An exact copy of all the data is needed, with every picture left out.

## Records contained in a dataset

───

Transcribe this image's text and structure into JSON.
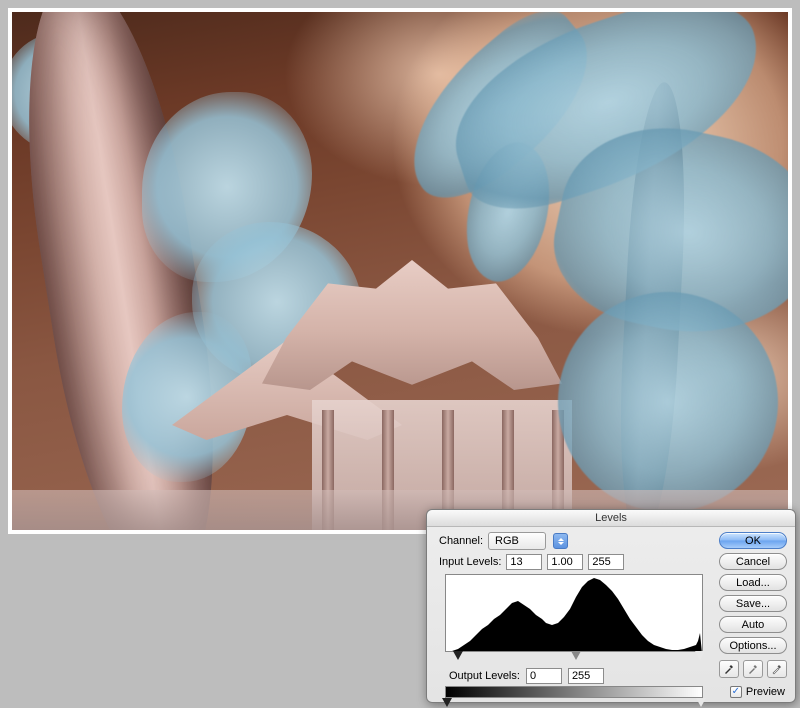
{
  "dialog": {
    "title": "Levels",
    "channel_label": "Channel:",
    "channel_value": "RGB",
    "input_label": "Input Levels:",
    "input_black": "13",
    "input_gamma": "1.00",
    "input_white": "255",
    "output_label": "Output Levels:",
    "output_black": "0",
    "output_white": "255",
    "buttons": {
      "ok": "OK",
      "cancel": "Cancel",
      "load": "Load...",
      "save": "Save...",
      "auto": "Auto",
      "options": "Options..."
    },
    "preview_label": "Preview",
    "preview_checked": true
  }
}
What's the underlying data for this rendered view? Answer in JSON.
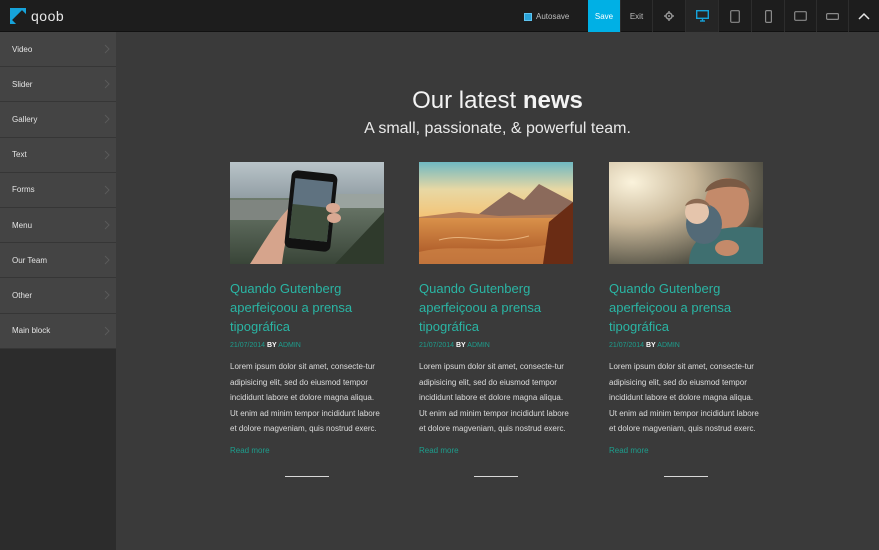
{
  "app": {
    "logo_text": "qoob"
  },
  "toolbar": {
    "autosave_label": "Autosave",
    "save_label": "Save",
    "exit_label": "Exit",
    "icons": [
      "gear-icon",
      "desktop-icon",
      "tablet-icon",
      "phone-icon",
      "tablet-landscape-icon",
      "phone-landscape-icon",
      "chevron-up-icon"
    ],
    "active_device": "desktop",
    "accent": "#00b0e5"
  },
  "sidebar": {
    "items": [
      {
        "label": "Video"
      },
      {
        "label": "Slider"
      },
      {
        "label": "Gallery"
      },
      {
        "label": "Text"
      },
      {
        "label": "Forms"
      },
      {
        "label": "Menu"
      },
      {
        "label": "Our Team"
      },
      {
        "label": "Other"
      },
      {
        "label": "Main block"
      }
    ]
  },
  "main": {
    "heading_light": "Our latest ",
    "heading_bold": "news",
    "subheading": "A small, passionate, & powerful team.",
    "title_color": "#2ab5a4",
    "cards": [
      {
        "title": "Quando Gutenberg aperfeiçoou a prensa tipográfica",
        "date": "21/07/2014",
        "by": "BY",
        "author": "ADMIN",
        "text": "Lorem ipsum dolor sit amet, consecte-tur adipisicing elit, sed do eiusmod tempor incididunt labore et dolore magna aliqua. Ut enim ad minim tempor incididunt labore et dolore magveniam, quis nostrud exerc.",
        "read_more": "Read more",
        "image": "phone-photo"
      },
      {
        "title": "Quando Gutenberg aperfeiçoou a prensa tipográfica",
        "date": "21/07/2014",
        "by": "BY",
        "author": "ADMIN",
        "text": "Lorem ipsum dolor sit amet, consecte-tur adipisicing elit, sed do eiusmod tempor incididunt labore et dolore magna aliqua. Ut enim ad minim tempor incididunt labore et dolore magveniam, quis nostrud exerc.",
        "read_more": "Read more",
        "image": "desert-photo"
      },
      {
        "title": "Quando Gutenberg aperfeiçoou a prensa tipográfica",
        "date": "21/07/2014",
        "by": "BY",
        "author": "ADMIN",
        "text": "Lorem ipsum dolor sit amet, consecte-tur adipisicing elit, sed do eiusmod tempor incididunt labore et dolore magna aliqua. Ut enim ad minim tempor incididunt labore et dolore magveniam, quis nostrud exerc.",
        "read_more": "Read more",
        "image": "father-child-photo"
      }
    ]
  }
}
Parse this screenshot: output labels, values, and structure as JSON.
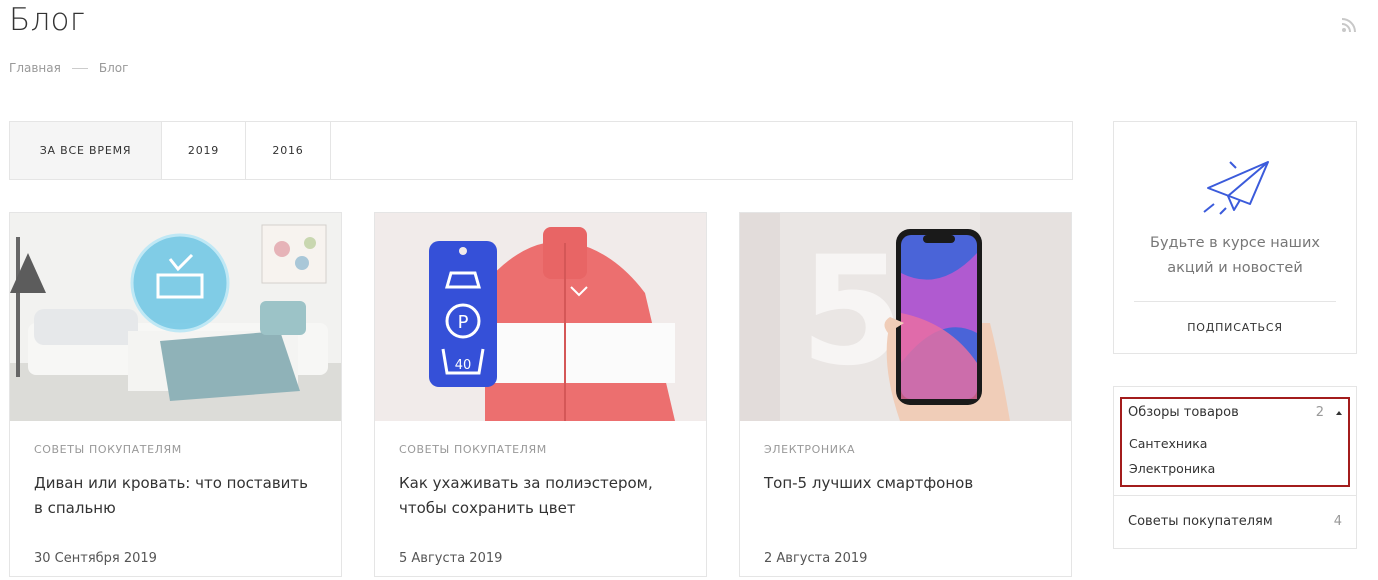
{
  "page": {
    "title": "Блог"
  },
  "breadcrumb": {
    "home": "Главная",
    "current": "Блог"
  },
  "tabs": [
    {
      "label": "ЗА ВСЕ ВРЕМЯ",
      "active": true
    },
    {
      "label": "2019",
      "active": false
    },
    {
      "label": "2016",
      "active": false
    }
  ],
  "posts": [
    {
      "category": "СОВЕТЫ ПОКУПАТЕЛЯМ",
      "title": "Диван или кровать: что поставить в спальню",
      "date": "30 Сентября 2019",
      "image": "sofa-bed-photo"
    },
    {
      "category": "СОВЕТЫ ПОКУПАТЕЛЯМ",
      "title": "Как ухаживать за полиэстером, чтобы сохранить цвет",
      "date": "5 Августа 2019",
      "image": "jacket-care-label-photo",
      "label_number": "40"
    },
    {
      "category": "ЭЛЕКТРОНИКА",
      "title": "Топ-5 лучших смартфонов",
      "date": "2 Августа 2019",
      "image": "smartphone-hand-photo",
      "big_digit": "5"
    }
  ],
  "subscribe": {
    "text": "Будьте в курсе наших акций и новостей",
    "link": "ПОДПИСАТЬСЯ"
  },
  "categories": {
    "open": {
      "label": "Обзоры товаров",
      "count": "2",
      "children": [
        "Сантехника",
        "Электроника"
      ]
    },
    "other": {
      "label": "Советы покупателям",
      "count": "4"
    }
  },
  "colors": {
    "accent": "#3b5bdb",
    "highlight_border": "#a31c1c",
    "border": "#e5e5e5"
  }
}
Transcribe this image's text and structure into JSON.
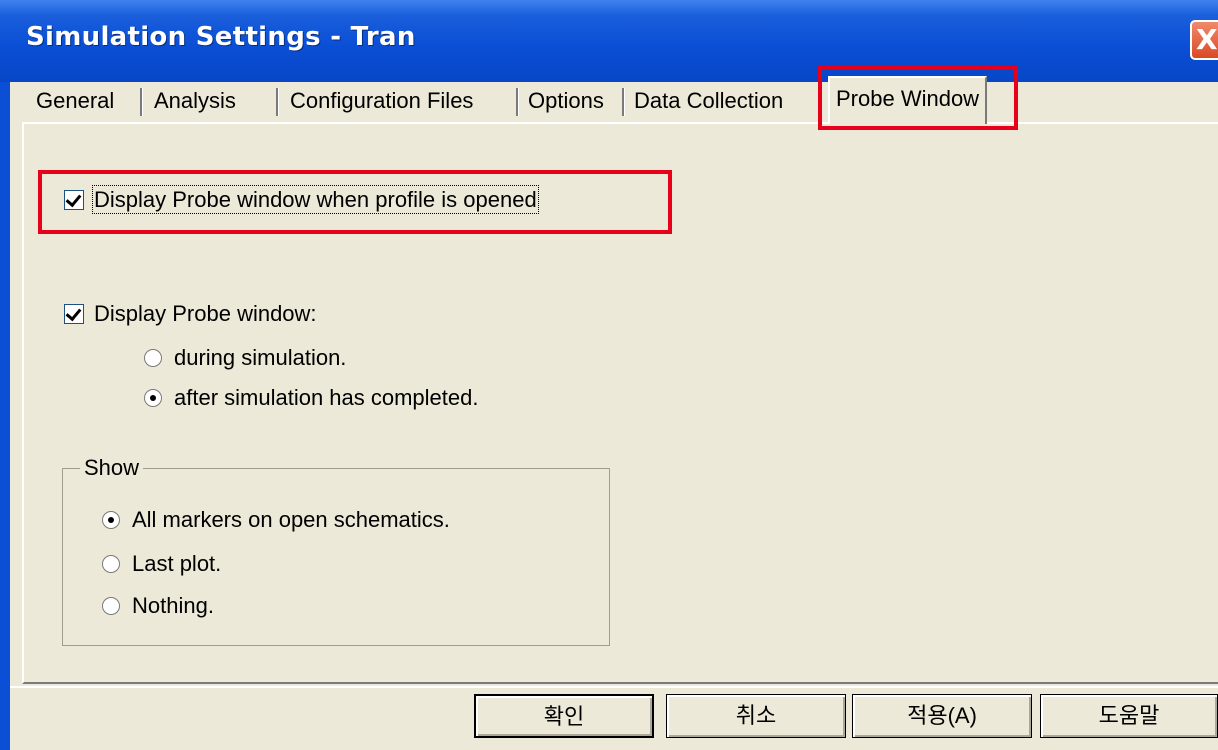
{
  "window": {
    "title": "Simulation Settings - Tran",
    "close_label": "X"
  },
  "tabs": [
    {
      "label": "General",
      "selected": false
    },
    {
      "label": "Analysis",
      "selected": false
    },
    {
      "label": "Configuration Files",
      "selected": false
    },
    {
      "label": "Options",
      "selected": false
    },
    {
      "label": "Data Collection",
      "selected": false
    },
    {
      "label": "Probe Window",
      "selected": true
    }
  ],
  "probe": {
    "open_profile_label": "Display Probe window when profile is opened",
    "open_profile_checked": true,
    "display_label": "Display Probe window:",
    "display_checked": true,
    "timing_options": [
      {
        "label": "during simulation.",
        "selected": false
      },
      {
        "label": "after simulation has completed.",
        "selected": true
      }
    ]
  },
  "show_group": {
    "title": "Show",
    "options": [
      {
        "label": "All markers on open schematics.",
        "selected": true
      },
      {
        "label": "Last plot.",
        "selected": false
      },
      {
        "label": "Nothing.",
        "selected": false
      }
    ]
  },
  "buttons": {
    "ok": "확인",
    "cancel": "취소",
    "apply": "적용(A)",
    "help": "도움말"
  },
  "colors": {
    "title_bar": "#0a4fd6",
    "dialog_bg": "#ece9d8",
    "highlight": "#e8001a"
  }
}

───

## ANSWER
Transcribe this image's text and structure into JSON.
{
  "dialog": {
    "title": "Levels",
    "channel_label": "Channel:",
    "channel_value": "RGB",
    "input_label": "Input Levels:",
    "input_black": "13",
    "input_gamma": "1.00",
    "input_white": "255",
    "output_label": "Output Levels:",
    "output_black": "0",
    "output_white": "255",
    "buttons": {
      "ok": "OK",
      "cancel": "Cancel",
      "load": "Load...",
      "save": "Save...",
      "auto": "Auto",
      "options": "Options..."
    },
    "preview_label": "Preview",
    "preview_checked": true
  }
}
What's the underlying data for this rendered view? Answer in JSON.
{
  "app": {
    "logo_text": "qoob"
  },
  "toolbar": {
    "autosave_label": "Autosave",
    "save_label": "Save",
    "exit_label": "Exit",
    "icons": [
      "gear-icon",
      "desktop-icon",
      "tablet-icon",
      "phone-icon",
      "tablet-landscape-icon",
      "phone-landscape-icon",
      "chevron-up-icon"
    ],
    "active_device": "desktop",
    "accent": "#00b0e5"
  },
  "sidebar": {
    "items": [
      {
        "label": "Video"
      },
      {
        "label": "Slider"
      },
      {
        "label": "Gallery"
      },
      {
        "label": "Text"
      },
      {
        "label": "Forms"
      },
      {
        "label": "Menu"
      },
      {
        "label": "Our Team"
      },
      {
        "label": "Other"
      },
      {
        "label": "Main block"
      }
    ]
  },
  "main": {
    "heading_light": "Our latest ",
    "heading_bold": "news",
    "subheading": "A small, passionate, & powerful team.",
    "title_color": "#2ab5a4",
    "cards": [
      {
        "title": "Quando Gutenberg aperfeiçoou a prensa tipográfica",
        "date": "21/07/2014",
        "by": "BY",
        "author": "ADMIN",
        "text": "Lorem ipsum dolor sit amet, consecte-tur adipisicing elit, sed do eiusmod tempor incididunt labore et dolore magna aliqua. Ut enim ad minim tempor incididunt labore et dolore magveniam, quis nostrud exerc.",
        "read_more": "Read more",
        "image": "phone-photo"
      },
      {
        "title": "Quando Gutenberg aperfeiçoou a prensa tipográfica",
        "date": "21/07/2014",
        "by": "BY",
        "author": "ADMIN",
        "text": "Lorem ipsum dolor sit amet, consecte-tur adipisicing elit, sed do eiusmod tempor incididunt labore et dolore magna aliqua. Ut enim ad minim tempor incididunt labore et dolore magveniam, quis nostrud exerc.",
        "read_more": "Read more",
        "image": "desert-photo"
      },
      {
        "title": "Quando Gutenberg aperfeiçoou a prensa tipográfica",
        "date": "21/07/2014",
        "by": "BY",
        "author": "ADMIN",
        "text": "Lorem ipsum dolor sit amet, consecte-tur adipisicing elit, sed do eiusmod tempor incididunt labore et dolore magna aliqua. Ut enim ad minim tempor incididunt labore et dolore magveniam, quis nostrud exerc.",
        "read_more": "Read more",
        "image": "father-child-photo"
      }
    ]
  }
}
Parse this screenshot: output labels, values, and structure as JSON.
{
  "page": {
    "title": "Блог"
  },
  "breadcrumb": {
    "home": "Главная",
    "current": "Блог"
  },
  "tabs": [
    {
      "label": "ЗА ВСЕ ВРЕМЯ",
      "active": true
    },
    {
      "label": "2019",
      "active": false
    },
    {
      "label": "2016",
      "active": false
    }
  ],
  "posts": [
    {
      "category": "СОВЕТЫ ПОКУПАТЕЛЯМ",
      "title": "Диван или кровать: что поставить в спальню",
      "date": "30 Сентября 2019",
      "image": "sofa-bed-photo"
    },
    {
      "category": "СОВЕТЫ ПОКУПАТЕЛЯМ",
      "title": "Как ухаживать за полиэстером, чтобы сохранить цвет",
      "date": "5 Августа 2019",
      "image": "jacket-care-label-photo",
      "label_number": "40"
    },
    {
      "category": "ЭЛЕКТРОНИКА",
      "title": "Топ-5 лучших смартфонов",
      "date": "2 Августа 2019",
      "image": "smartphone-hand-photo",
      "big_digit": "5"
    }
  ],
  "subscribe": {
    "text": "Будьте в курсе наших акций и новостей",
    "link": "ПОДПИСАТЬСЯ"
  },
  "categories": {
    "open": {
      "label": "Обзоры товаров",
      "count": "2",
      "children": [
        "Сантехника",
        "Электроника"
      ]
    },
    "other": {
      "label": "Советы покупателям",
      "count": "4"
    }
  },
  "colors": {
    "accent": "#3b5bdb",
    "highlight_border": "#a31c1c",
    "border": "#e5e5e5"
  }
}
Transcribe this image's text and structure into JSON.
{
  "window": {
    "title": "Simulation Settings - Tran",
    "close_label": "X"
  },
  "tabs": [
    {
      "label": "General",
      "selected": false
    },
    {
      "label": "Analysis",
      "selected": false
    },
    {
      "label": "Configuration Files",
      "selected": false
    },
    {
      "label": "Options",
      "selected": false
    },
    {
      "label": "Data Collection",
      "selected": false
    },
    {
      "label": "Probe Window",
      "selected": true
    }
  ],
  "probe": {
    "open_profile_label": "Display Probe window when profile is opened",
    "open_profile_checked": true,
    "display_label": "Display Probe window:",
    "display_checked": true,
    "timing_options": [
      {
        "label": "during simulation.",
        "selected": false
      },
      {
        "label": "after simulation has completed.",
        "selected": true
      }
    ]
  },
  "show_group": {
    "title": "Show",
    "options": [
      {
        "label": "All markers on open schematics.",
        "selected": true
      },
      {
        "label": "Last plot.",
        "selected": false
      },
      {
        "label": "Nothing.",
        "selected": false
      }
    ]
  },
  "buttons": {
    "ok": "확인",
    "cancel": "취소",
    "apply": "적용(A)",
    "help": "도움말"
  },
  "colors": {
    "title_bar": "#0a4fd6",
    "dialog_bg": "#ece9d8",
    "highlight": "#e8001a"
  }
}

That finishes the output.